ARGYLL: Lismore and Appin

1970s

Argyllshire; jacobites;

J I R Martin

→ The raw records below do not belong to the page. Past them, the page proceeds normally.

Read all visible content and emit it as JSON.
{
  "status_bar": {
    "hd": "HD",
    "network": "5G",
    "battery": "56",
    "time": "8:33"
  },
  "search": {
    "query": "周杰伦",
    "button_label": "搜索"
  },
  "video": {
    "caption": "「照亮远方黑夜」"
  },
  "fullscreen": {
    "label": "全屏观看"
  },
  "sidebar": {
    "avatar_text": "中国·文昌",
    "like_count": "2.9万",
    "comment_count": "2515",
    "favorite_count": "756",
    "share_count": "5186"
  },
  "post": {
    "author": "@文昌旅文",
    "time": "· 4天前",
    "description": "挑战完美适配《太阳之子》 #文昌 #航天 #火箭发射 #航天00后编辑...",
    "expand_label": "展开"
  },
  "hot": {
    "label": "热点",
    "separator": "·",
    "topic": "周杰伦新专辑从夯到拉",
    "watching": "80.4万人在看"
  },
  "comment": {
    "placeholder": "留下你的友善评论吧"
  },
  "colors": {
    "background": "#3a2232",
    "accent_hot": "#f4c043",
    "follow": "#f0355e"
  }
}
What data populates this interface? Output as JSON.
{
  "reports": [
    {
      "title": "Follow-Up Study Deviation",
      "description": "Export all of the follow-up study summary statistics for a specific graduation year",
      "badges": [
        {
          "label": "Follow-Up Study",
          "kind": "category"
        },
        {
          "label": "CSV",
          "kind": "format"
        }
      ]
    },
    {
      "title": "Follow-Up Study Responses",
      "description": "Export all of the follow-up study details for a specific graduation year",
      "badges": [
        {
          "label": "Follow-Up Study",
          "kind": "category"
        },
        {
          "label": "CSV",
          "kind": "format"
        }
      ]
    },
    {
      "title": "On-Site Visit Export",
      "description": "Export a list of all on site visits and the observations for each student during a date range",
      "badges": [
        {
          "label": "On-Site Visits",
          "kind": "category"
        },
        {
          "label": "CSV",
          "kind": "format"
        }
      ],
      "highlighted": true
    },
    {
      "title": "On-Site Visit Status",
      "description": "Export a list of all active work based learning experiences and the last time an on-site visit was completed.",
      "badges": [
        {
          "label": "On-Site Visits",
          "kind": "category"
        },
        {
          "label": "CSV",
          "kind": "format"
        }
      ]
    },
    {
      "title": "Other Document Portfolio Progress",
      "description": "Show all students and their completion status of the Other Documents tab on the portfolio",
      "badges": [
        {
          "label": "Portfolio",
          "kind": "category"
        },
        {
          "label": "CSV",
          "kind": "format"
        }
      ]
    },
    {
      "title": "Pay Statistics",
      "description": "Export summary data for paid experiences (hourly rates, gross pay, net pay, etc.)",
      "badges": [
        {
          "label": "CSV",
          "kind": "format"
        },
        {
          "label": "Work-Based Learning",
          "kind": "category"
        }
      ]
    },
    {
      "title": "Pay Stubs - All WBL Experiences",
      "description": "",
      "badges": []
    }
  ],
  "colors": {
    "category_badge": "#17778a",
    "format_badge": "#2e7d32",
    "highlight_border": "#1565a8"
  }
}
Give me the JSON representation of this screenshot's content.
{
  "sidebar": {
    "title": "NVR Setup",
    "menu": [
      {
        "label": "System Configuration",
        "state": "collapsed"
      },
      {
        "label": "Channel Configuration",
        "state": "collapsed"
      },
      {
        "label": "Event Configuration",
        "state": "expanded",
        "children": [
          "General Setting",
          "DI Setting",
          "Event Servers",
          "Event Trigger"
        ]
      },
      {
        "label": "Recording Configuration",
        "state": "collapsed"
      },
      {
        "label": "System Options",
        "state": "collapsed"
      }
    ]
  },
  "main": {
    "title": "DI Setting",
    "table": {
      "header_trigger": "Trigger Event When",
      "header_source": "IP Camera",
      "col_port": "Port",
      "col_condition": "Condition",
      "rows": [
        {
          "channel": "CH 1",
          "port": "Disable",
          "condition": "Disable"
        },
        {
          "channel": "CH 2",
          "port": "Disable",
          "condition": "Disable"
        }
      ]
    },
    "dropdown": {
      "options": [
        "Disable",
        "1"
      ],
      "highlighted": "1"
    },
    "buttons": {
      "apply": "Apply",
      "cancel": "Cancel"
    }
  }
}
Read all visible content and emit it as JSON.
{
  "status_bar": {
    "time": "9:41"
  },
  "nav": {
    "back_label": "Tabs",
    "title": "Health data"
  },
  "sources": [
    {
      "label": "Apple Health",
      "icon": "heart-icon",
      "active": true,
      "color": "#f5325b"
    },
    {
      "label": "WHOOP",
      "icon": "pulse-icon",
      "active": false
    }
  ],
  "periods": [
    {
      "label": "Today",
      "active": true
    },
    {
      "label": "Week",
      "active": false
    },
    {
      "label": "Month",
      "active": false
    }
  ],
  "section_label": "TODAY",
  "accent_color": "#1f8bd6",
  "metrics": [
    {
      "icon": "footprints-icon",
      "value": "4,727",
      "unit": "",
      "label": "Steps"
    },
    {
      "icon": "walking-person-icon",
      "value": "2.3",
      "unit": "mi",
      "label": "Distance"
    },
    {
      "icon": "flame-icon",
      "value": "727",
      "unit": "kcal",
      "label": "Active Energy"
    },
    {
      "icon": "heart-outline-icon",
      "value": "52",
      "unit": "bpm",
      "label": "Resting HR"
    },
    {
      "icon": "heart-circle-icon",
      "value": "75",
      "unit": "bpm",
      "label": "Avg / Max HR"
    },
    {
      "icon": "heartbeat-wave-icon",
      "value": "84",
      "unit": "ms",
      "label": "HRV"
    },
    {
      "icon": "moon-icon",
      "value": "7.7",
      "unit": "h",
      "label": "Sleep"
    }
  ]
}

The Three Sisters of Glen Coe are part of the complex Munro, Bidean nam Bian. These three steeply-sided ridges are known individually as Beinn Fhada, Geàrr Aonach and Aonach Dubh. <br /> <br /> Between Beinn Fhada and Geàrr Aonach lies a glen, Coire Gabhail. Coire Gabhail is often colloquially referred to as the 'Hidden Valley' or the 'Lost Valley'. From Glen Coe, Coire Gabhail is blocked by a glacial landslip, and looks like a narrow gorge. However, beyond the glacial landslip the floor of the glen is wide and flat. It is believed that the Clan MacDonald used Coire Gabhail to hide stolen cattle.<br /> <br /> Glen Coe is synonymous with the Massacre of Glencoe MacDonalds on 13 February 1692. In 1689, James VII was deposed from the throne and replaced by William of Orange, although many clan chiefs remained loyal to James and the Stuart monarchy. In 1691, a deal was struck to provide an honourable indemnity to those Jacobite chiefs still loyal to James VII, who agreed to swear an oath of allegiance to William before 1 January 1692. Due to a number of factors which caused the delay, Alasdair MacIain, chief of the Glencoe MacDonalds, did not swear his oath until 5 January 1692. <br /> <br /> Orders to carry out the attack on the MacDonalds of Glencoe can be traced directly to the Lord Advocate, Dalrymple of Stair. Dalrymple had previously had close links with James VII, and was anxious to be seen as loyal to William. On 1 February 1692, detachments of the Argyll Regiment under Captain Robert Campbell of Glenlyon arrived in Glencoe. Troops were ordered to attack on 13 February and about 40 of the clan were killed, including the chief, Alasdair MacIain. An unknown number died subsequently from exposure after escaping. The massacre is often thought of as a Campbell atrocity but, although Campbell of Glenlyon was of that clan, most of his troops were not. <br /> <br /> The massacre undoubtedly deepened Jacobite sympathies in the western Highlands. In a parliamentary inquiry into the attack in July 1695, an unrepentant Dalrymple was given the majority of the blame for the massacre and dismissed from office.